Segment Start: Records to process

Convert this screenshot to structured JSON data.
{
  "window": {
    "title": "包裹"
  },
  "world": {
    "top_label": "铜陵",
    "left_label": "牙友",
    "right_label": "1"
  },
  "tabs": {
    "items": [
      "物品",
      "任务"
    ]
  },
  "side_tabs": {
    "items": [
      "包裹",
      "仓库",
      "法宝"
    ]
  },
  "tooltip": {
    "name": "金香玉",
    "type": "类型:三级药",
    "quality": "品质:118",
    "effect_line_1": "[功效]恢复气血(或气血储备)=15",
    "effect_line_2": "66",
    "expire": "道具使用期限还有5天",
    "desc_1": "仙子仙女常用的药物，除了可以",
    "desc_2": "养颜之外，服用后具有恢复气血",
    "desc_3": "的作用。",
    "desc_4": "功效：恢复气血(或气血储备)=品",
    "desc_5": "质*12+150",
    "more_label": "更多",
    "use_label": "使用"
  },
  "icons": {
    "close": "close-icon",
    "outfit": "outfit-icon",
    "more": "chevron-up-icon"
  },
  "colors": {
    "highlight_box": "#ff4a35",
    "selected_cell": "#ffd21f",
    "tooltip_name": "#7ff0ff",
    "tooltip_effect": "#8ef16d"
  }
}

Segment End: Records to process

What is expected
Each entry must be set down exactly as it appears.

Solution for this problem
Convert this screenshot to structured JSON data.
{
  "window": {
    "title": "包裹"
  },
  "world": {
    "top_label": "铜陵",
    "left_label": "牙友",
    "right_label": "1"
  },
  "tabs": {
    "items": [
      "物品",
      "任务"
    ]
  },
  "side_tabs": {
    "items": [
      "包裹",
      "仓库",
      "法宝"
    ]
  },
  "tooltip": {
    "name": "金香玉",
    "type": "类型:三级药",
    "quality": "品质:118",
    "effect_line_1": "[功效]恢复气血(或气血储备)=15",
    "effect_line_2": "66",
    "expire": "道具使用期限还有5天",
    "desc_1": "仙子仙女常用的药物，除了可以",
    "desc_2": "养颜之外，服用后具有恢复气血",
    "desc_3": "的作用。",
    "desc_4": "功效：恢复气血(或气血储备)=品",
    "desc_5": "质*12+150",
    "more_label": "更多",
    "use_label": "使用"
  },
  "icons": {
    "close": "close-icon",
    "outfit": "outfit-icon",
    "more": "chevron-up-icon"
  },
  "colors": {
    "highlight_box": "#ff4a35",
    "selected_cell": "#ffd21f",
    "tooltip_name": "#7ff0ff",
    "tooltip_effect": "#8ef16d"
  }
}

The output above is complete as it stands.